» **ABOUT THIS EXERCISE**: If a line in the records below holds the word "JSON", copy it.

» **PROVIDED DATA**:
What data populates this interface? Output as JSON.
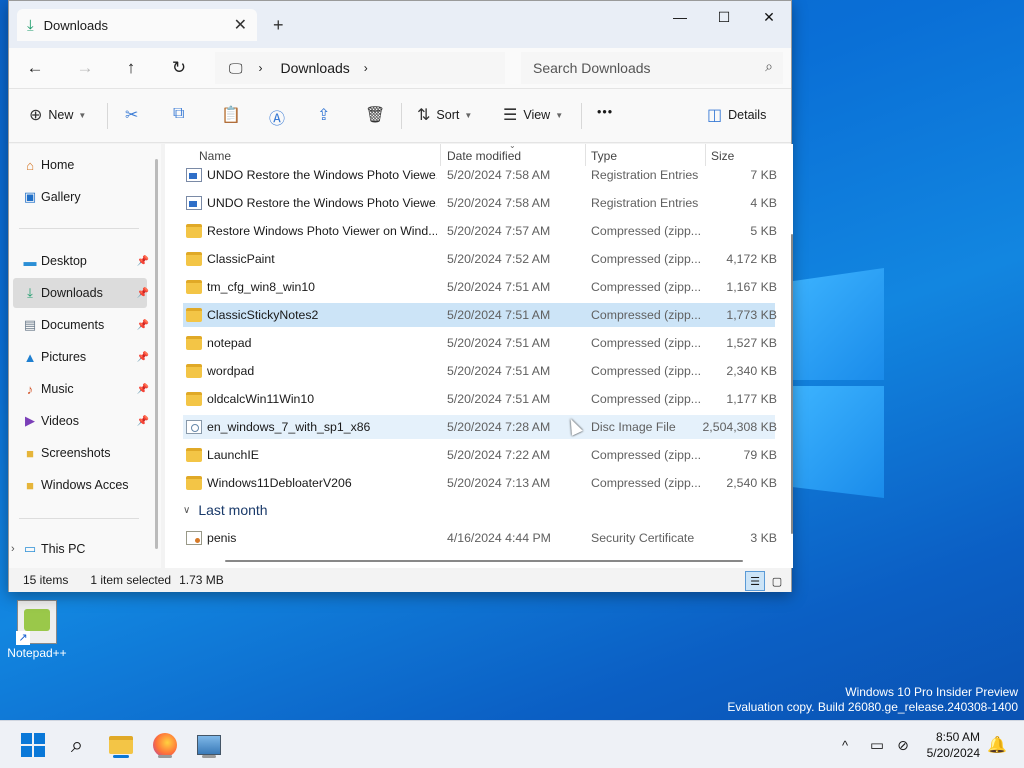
{
  "window": {
    "tab_title": "Downloads",
    "close_tab": "✕",
    "new_tab": "+",
    "minimize": "—",
    "maximize": "☐",
    "close": "✕"
  },
  "address": {
    "path": "Downloads",
    "search_placeholder": "Search Downloads"
  },
  "toolbar": {
    "new_label": "New",
    "sort_label": "Sort",
    "view_label": "View",
    "more_label": "•••",
    "details_label": "Details"
  },
  "nav": {
    "items": [
      {
        "label": "Home"
      },
      {
        "label": "Gallery"
      },
      {
        "label": "Desktop"
      },
      {
        "label": "Downloads"
      },
      {
        "label": "Documents"
      },
      {
        "label": "Pictures"
      },
      {
        "label": "Music"
      },
      {
        "label": "Videos"
      },
      {
        "label": "Screenshots"
      },
      {
        "label": "Windows Acces"
      },
      {
        "label": "This PC"
      }
    ]
  },
  "columns": {
    "name": "Name",
    "date": "Date modified",
    "type": "Type",
    "size": "Size"
  },
  "files": [
    {
      "name": "UNDO Restore the Windows Photo Viewe...",
      "date": "5/20/2024 7:58 AM",
      "type": "Registration Entries",
      "size": "7 KB",
      "icon": "reg"
    },
    {
      "name": "UNDO Restore the Windows Photo Viewe...",
      "date": "5/20/2024 7:58 AM",
      "type": "Registration Entries",
      "size": "4 KB",
      "icon": "reg"
    },
    {
      "name": "Restore Windows Photo Viewer on Wind...",
      "date": "5/20/2024 7:57 AM",
      "type": "Compressed (zipp...",
      "size": "5 KB",
      "icon": "folder"
    },
    {
      "name": "ClassicPaint",
      "date": "5/20/2024 7:52 AM",
      "type": "Compressed (zipp...",
      "size": "4,172 KB",
      "icon": "folder"
    },
    {
      "name": "tm_cfg_win8_win10",
      "date": "5/20/2024 7:51 AM",
      "type": "Compressed (zipp...",
      "size": "1,167 KB",
      "icon": "folder"
    },
    {
      "name": "ClassicStickyNotes2",
      "date": "5/20/2024 7:51 AM",
      "type": "Compressed (zipp...",
      "size": "1,773 KB",
      "icon": "folder"
    },
    {
      "name": "notepad",
      "date": "5/20/2024 7:51 AM",
      "type": "Compressed (zipp...",
      "size": "1,527 KB",
      "icon": "folder"
    },
    {
      "name": "wordpad",
      "date": "5/20/2024 7:51 AM",
      "type": "Compressed (zipp...",
      "size": "2,340 KB",
      "icon": "folder"
    },
    {
      "name": "oldcalcWin11Win10",
      "date": "5/20/2024 7:51 AM",
      "type": "Compressed (zipp...",
      "size": "1,177 KB",
      "icon": "folder"
    },
    {
      "name": "en_windows_7_with_sp1_x86",
      "date": "5/20/2024 7:28 AM",
      "type": "Disc Image File",
      "size": "2,504,308 KB",
      "icon": "iso"
    },
    {
      "name": "LaunchIE",
      "date": "5/20/2024 7:22 AM",
      "type": "Compressed (zipp...",
      "size": "79 KB",
      "icon": "folder"
    },
    {
      "name": "Windows11DebloaterV206",
      "date": "5/20/2024 7:13 AM",
      "type": "Compressed (zipp...",
      "size": "2,540 KB",
      "icon": "folder"
    }
  ],
  "group_last_month": "Last month",
  "last_month_files": [
    {
      "name": "penis",
      "date": "4/16/2024 4:44 PM",
      "type": "Security Certificate",
      "size": "3 KB",
      "icon": "cert"
    }
  ],
  "status": {
    "items_count": "15 items",
    "selection": "1 item selected",
    "selection_size": "1.73 MB"
  },
  "desktop": {
    "icon_label": "Notepad++",
    "watermark_line1": "Windows 10 Pro Insider Preview",
    "watermark_line2": "Evaluation copy. Build 26080.ge_release.240308-1400"
  },
  "taskbar": {
    "time": "8:50 AM",
    "date": "5/20/2024",
    "tray_chevron": "^"
  }
}
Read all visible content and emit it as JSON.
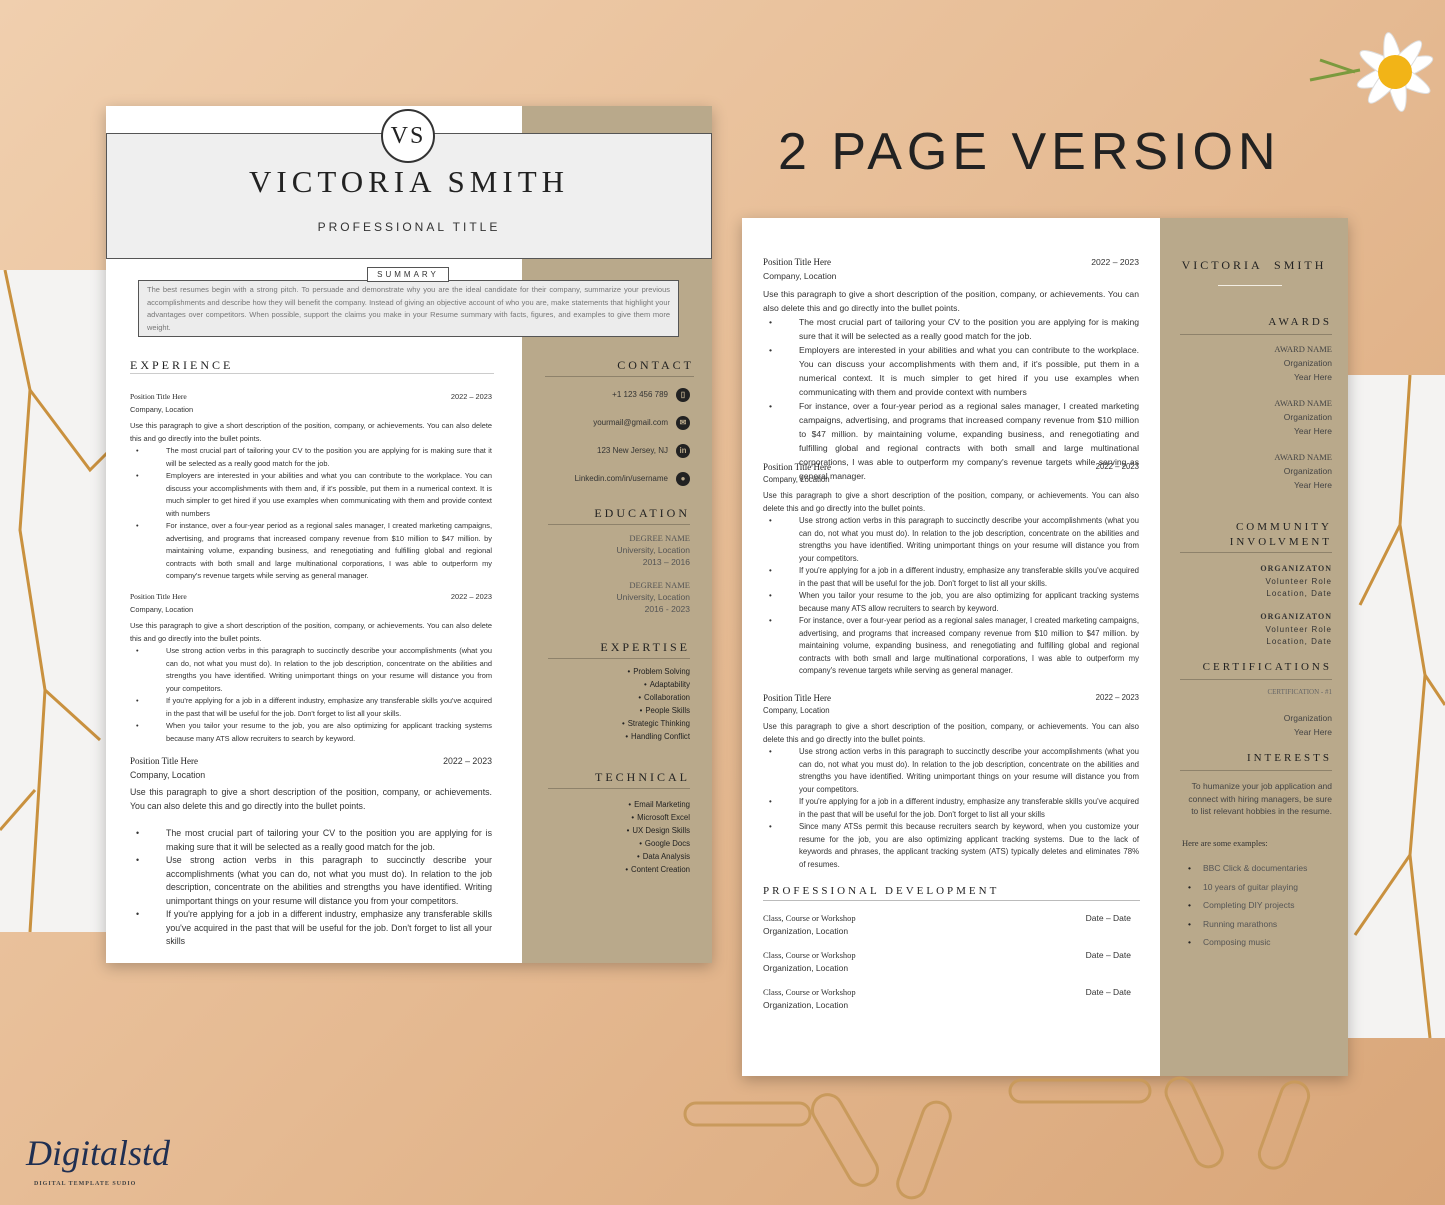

» **WRITTEN ANSWER**:
What data populates this interface? Output as JSON.
Read all visible content and emit it as JSON.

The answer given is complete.